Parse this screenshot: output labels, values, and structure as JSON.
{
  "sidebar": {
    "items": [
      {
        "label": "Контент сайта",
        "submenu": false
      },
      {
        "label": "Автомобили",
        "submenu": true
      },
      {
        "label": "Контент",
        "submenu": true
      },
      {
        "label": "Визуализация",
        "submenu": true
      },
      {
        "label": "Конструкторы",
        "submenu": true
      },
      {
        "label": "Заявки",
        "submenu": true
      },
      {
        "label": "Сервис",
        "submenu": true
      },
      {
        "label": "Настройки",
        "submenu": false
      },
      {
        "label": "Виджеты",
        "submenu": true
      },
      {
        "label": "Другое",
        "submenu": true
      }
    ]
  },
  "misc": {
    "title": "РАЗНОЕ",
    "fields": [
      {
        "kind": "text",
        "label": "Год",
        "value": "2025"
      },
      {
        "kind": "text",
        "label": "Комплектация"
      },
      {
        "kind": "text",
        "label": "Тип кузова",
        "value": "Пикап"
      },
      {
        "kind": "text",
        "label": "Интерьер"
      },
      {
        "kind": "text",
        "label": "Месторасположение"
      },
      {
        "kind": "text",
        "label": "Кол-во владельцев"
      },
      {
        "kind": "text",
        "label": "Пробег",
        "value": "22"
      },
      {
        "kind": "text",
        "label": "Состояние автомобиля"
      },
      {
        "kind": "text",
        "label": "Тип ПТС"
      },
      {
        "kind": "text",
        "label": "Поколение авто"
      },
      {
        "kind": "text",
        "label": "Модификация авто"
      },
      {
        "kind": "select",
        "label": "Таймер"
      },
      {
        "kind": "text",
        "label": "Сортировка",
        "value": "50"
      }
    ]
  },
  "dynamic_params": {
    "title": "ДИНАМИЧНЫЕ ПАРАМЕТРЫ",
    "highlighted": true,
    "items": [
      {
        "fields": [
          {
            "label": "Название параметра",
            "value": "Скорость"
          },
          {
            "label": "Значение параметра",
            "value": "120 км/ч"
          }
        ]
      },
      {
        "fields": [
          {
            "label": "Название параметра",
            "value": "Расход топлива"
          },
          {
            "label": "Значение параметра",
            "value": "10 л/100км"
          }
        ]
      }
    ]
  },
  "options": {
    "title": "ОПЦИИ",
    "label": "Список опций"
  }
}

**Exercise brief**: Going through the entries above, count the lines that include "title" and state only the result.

**Response area**: 3